ENTRIES SHOWN below:
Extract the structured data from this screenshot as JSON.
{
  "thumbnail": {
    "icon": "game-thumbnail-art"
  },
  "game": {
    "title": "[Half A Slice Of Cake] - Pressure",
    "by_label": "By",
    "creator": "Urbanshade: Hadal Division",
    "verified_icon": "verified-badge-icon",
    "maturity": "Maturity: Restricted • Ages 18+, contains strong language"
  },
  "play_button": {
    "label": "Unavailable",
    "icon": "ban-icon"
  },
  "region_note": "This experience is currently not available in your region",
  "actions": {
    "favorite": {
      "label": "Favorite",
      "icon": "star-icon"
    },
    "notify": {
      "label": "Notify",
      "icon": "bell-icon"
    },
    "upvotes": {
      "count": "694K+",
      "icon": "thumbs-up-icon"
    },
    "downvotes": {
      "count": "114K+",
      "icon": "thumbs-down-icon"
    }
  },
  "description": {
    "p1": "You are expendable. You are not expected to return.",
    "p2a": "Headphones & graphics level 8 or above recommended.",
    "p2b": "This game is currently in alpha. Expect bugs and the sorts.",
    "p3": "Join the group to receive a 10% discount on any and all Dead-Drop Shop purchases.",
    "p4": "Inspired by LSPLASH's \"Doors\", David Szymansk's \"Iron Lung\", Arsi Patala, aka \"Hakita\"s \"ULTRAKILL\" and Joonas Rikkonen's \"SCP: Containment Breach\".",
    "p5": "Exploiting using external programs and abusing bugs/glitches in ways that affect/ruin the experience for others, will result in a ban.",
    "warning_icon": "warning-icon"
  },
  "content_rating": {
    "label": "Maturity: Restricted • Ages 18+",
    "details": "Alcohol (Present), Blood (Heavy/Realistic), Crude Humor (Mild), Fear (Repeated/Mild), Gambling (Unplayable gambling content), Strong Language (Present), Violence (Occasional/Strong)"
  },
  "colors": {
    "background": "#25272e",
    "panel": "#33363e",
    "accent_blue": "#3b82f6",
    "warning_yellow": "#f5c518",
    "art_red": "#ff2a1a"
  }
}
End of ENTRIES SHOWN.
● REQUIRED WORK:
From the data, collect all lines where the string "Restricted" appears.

● EXERCISE RESULT:
    "maturity": "Maturity: Restricted • Ages 18+, contains strong language"
    "label": "Maturity: Restricted • Ages 18+",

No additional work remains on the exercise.